■ WHAT THE TASK ASKS ■
Your answer should be every line from the records that contains "want".

■ RECORD EXTRACTS ■
-- -- --

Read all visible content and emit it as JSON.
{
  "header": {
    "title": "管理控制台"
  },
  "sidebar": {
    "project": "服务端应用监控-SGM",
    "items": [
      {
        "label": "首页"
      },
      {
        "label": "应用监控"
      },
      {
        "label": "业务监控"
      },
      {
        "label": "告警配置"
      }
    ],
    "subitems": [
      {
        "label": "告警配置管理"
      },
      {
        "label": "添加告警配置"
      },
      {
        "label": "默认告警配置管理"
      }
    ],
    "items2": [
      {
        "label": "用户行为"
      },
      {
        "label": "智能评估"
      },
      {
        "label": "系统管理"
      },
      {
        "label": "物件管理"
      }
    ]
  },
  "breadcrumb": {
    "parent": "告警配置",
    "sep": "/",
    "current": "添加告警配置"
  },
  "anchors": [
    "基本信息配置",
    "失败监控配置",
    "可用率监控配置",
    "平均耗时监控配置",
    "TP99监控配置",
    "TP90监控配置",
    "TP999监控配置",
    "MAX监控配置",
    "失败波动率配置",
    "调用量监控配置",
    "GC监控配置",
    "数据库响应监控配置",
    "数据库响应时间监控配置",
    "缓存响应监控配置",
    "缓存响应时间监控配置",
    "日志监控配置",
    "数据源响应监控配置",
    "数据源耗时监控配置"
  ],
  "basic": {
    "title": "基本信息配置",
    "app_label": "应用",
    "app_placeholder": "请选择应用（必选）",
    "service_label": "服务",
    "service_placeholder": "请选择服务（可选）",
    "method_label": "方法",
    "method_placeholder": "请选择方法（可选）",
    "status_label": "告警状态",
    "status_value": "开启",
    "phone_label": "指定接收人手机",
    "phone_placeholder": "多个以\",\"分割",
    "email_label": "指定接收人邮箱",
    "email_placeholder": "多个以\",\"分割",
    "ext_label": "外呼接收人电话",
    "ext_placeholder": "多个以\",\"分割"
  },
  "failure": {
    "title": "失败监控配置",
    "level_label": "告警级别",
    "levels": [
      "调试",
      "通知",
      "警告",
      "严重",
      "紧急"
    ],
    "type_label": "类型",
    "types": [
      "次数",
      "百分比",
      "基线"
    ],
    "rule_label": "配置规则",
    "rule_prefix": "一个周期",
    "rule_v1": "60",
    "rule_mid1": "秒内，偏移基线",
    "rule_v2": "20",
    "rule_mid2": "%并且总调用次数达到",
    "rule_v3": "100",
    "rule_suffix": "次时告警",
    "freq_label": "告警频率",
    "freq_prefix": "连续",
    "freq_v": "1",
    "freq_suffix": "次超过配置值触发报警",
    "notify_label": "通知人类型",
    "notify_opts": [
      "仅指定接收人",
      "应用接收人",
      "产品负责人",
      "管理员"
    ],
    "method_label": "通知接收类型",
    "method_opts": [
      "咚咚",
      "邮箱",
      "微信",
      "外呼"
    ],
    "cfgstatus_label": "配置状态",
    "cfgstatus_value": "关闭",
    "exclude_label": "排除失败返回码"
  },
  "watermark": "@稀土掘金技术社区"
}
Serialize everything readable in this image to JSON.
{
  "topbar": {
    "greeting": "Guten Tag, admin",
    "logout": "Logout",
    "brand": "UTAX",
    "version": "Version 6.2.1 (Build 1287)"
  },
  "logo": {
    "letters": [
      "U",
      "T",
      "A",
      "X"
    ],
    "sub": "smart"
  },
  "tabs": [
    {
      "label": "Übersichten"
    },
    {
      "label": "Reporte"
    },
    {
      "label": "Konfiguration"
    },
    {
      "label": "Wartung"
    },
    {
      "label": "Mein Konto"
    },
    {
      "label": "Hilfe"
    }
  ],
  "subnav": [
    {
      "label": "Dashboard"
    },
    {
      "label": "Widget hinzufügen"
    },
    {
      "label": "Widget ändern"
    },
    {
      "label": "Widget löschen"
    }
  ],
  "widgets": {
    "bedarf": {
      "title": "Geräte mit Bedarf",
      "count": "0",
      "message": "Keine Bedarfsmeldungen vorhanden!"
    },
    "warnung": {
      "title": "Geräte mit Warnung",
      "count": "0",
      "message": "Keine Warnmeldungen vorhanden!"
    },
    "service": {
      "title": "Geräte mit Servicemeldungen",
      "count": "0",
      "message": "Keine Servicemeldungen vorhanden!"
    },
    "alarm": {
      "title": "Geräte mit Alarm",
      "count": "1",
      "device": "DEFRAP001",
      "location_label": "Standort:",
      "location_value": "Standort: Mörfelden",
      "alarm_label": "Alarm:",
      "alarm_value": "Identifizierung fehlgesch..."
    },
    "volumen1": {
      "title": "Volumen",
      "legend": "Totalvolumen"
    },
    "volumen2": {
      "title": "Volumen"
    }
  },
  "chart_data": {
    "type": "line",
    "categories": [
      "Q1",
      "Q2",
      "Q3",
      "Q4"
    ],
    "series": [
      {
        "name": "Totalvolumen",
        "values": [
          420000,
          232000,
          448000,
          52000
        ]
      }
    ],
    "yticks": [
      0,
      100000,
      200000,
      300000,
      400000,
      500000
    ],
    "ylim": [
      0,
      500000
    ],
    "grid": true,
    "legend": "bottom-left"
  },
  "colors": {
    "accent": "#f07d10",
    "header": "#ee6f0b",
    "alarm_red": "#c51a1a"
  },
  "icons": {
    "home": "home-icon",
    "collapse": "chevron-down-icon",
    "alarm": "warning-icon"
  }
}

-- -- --

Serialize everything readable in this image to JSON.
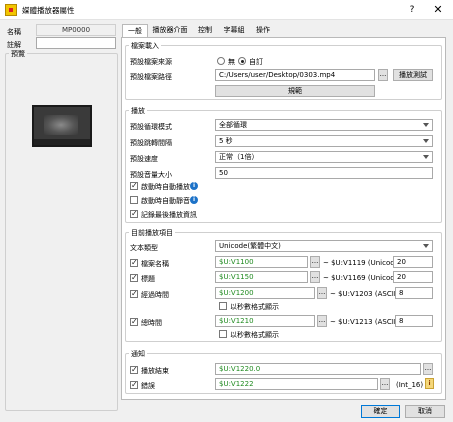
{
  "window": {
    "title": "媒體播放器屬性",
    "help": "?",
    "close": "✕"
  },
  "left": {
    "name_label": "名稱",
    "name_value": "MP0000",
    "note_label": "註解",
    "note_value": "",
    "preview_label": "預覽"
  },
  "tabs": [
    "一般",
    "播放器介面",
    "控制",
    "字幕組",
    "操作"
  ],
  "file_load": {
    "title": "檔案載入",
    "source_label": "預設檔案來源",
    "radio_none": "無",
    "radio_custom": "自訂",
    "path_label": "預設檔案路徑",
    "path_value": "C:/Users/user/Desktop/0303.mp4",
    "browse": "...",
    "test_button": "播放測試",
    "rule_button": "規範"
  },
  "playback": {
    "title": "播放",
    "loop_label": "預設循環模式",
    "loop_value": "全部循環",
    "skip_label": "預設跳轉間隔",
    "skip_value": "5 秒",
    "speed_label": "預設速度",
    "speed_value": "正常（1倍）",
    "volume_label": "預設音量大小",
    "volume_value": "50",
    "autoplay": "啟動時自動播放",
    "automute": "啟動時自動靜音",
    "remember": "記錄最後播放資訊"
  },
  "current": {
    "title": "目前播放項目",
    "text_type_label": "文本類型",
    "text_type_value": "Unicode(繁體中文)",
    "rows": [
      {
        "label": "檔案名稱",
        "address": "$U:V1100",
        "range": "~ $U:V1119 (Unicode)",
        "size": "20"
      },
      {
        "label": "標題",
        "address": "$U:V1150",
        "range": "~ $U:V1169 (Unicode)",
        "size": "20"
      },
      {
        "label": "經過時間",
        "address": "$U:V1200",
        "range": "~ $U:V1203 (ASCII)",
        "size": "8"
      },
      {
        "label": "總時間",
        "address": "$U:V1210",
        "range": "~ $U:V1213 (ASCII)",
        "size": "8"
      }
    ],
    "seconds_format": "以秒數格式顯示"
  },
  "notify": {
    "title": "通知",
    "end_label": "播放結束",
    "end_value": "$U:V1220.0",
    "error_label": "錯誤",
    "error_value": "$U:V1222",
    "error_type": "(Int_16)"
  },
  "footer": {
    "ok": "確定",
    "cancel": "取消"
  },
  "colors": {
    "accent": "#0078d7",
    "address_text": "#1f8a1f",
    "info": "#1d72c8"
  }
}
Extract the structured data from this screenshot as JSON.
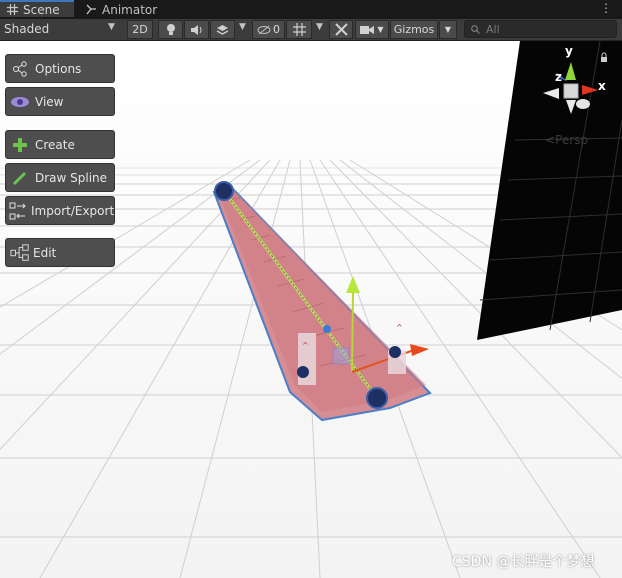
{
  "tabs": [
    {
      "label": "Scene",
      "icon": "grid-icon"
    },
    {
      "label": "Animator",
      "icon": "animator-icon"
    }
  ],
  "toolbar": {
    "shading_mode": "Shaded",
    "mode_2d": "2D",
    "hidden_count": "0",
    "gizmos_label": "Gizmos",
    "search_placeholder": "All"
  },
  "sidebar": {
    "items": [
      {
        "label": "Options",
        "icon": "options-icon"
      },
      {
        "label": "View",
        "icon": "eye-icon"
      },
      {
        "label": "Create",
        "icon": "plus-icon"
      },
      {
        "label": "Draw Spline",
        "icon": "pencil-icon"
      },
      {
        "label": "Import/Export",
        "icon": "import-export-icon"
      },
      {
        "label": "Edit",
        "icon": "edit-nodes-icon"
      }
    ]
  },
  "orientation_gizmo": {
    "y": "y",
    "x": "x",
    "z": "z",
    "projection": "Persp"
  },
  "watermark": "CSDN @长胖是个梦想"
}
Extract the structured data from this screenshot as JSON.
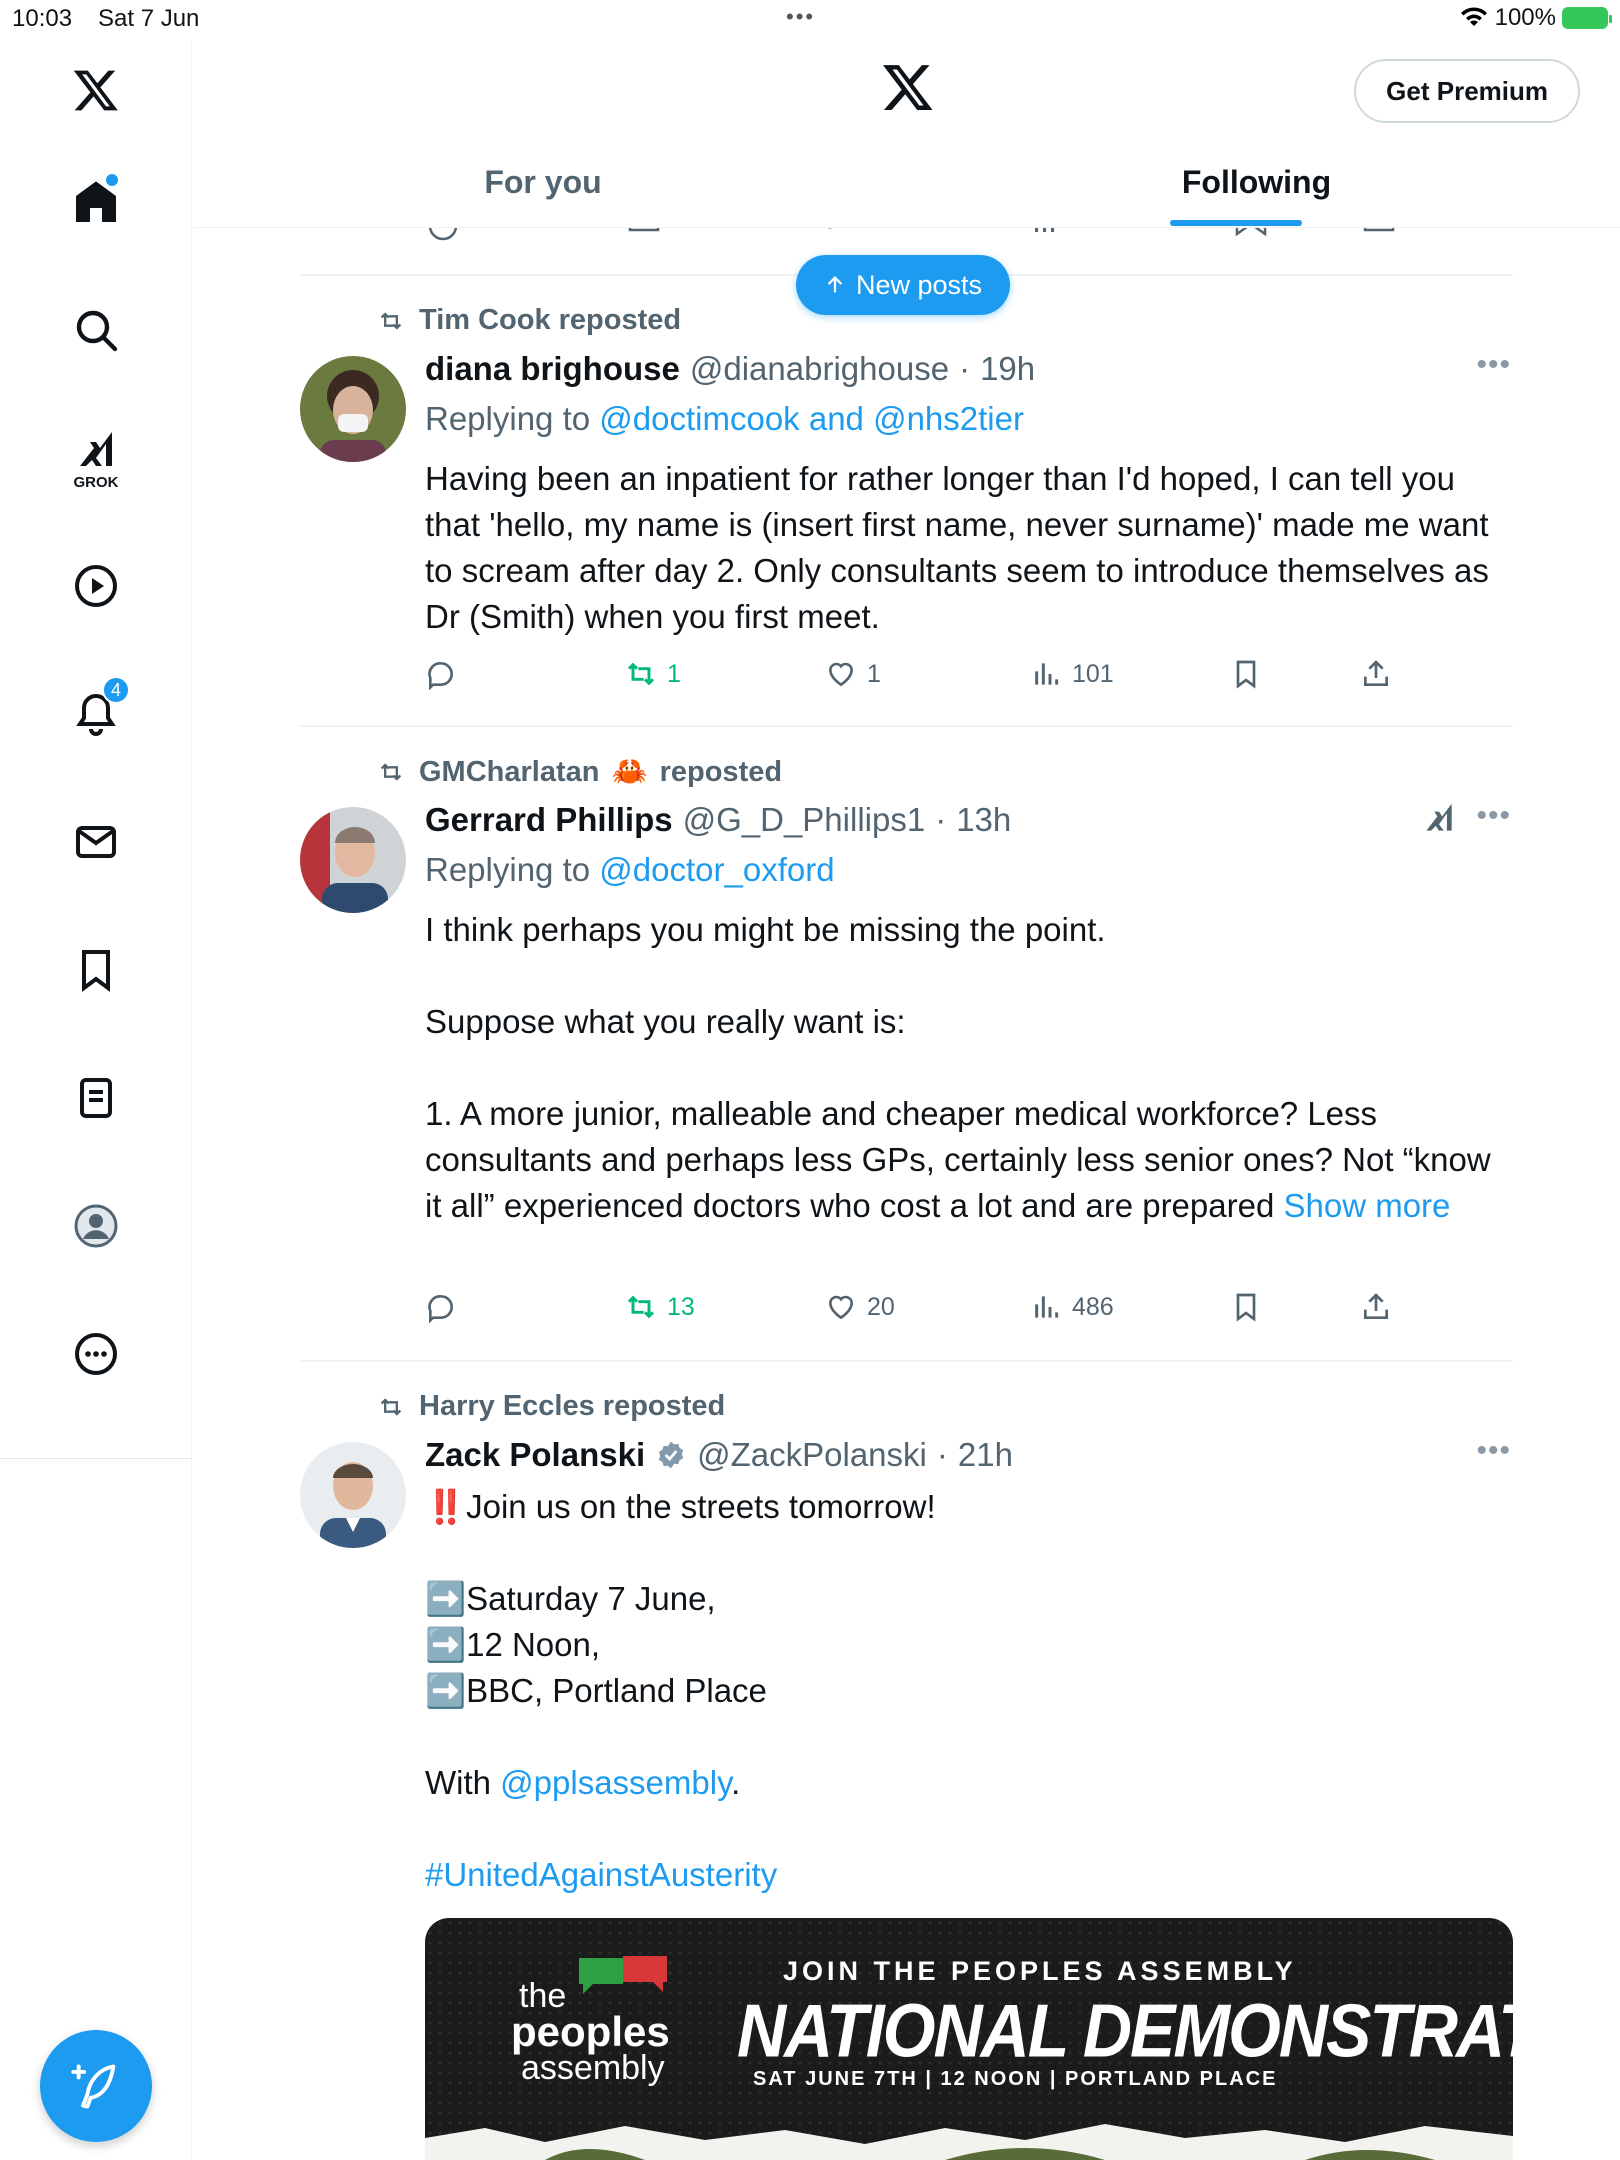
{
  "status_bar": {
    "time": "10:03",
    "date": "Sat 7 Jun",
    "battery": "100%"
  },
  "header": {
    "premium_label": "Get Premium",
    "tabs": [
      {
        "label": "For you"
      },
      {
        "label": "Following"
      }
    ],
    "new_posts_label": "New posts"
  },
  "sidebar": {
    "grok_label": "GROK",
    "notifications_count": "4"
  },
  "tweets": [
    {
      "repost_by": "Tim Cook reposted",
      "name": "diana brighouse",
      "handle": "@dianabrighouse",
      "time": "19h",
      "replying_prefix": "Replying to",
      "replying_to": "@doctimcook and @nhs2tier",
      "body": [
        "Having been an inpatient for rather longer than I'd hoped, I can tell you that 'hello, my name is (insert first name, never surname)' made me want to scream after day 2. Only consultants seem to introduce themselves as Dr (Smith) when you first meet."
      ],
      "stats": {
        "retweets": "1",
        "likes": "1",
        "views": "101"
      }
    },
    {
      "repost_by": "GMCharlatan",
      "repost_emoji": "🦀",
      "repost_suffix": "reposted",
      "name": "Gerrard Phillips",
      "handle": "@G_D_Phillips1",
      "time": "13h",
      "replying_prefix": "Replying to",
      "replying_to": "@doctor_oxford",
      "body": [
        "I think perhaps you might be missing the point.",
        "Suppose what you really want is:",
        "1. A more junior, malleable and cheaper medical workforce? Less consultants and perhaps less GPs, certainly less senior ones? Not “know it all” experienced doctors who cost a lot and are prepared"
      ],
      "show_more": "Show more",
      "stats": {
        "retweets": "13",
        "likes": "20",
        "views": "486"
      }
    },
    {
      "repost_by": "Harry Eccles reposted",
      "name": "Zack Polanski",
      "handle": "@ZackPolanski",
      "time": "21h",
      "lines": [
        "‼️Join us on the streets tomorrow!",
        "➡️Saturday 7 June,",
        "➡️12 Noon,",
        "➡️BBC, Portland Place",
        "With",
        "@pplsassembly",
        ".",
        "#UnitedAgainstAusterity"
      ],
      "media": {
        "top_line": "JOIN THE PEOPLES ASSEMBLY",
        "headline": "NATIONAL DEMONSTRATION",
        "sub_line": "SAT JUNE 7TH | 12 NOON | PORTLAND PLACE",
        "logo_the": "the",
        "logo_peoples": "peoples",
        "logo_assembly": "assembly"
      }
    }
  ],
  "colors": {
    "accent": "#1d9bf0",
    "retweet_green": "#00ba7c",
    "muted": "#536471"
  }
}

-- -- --

■ RESPONSE TO THE TASK ■
        "Having been an inpatient for rather longer than I'd hoped, I can tell you that 'hello, my name is (insert first name, never surname)' made me want to scream after day 2. Only consultants seem to introduce themselves as Dr (Smith) when you first meet."
        "Suppose what you really want is:",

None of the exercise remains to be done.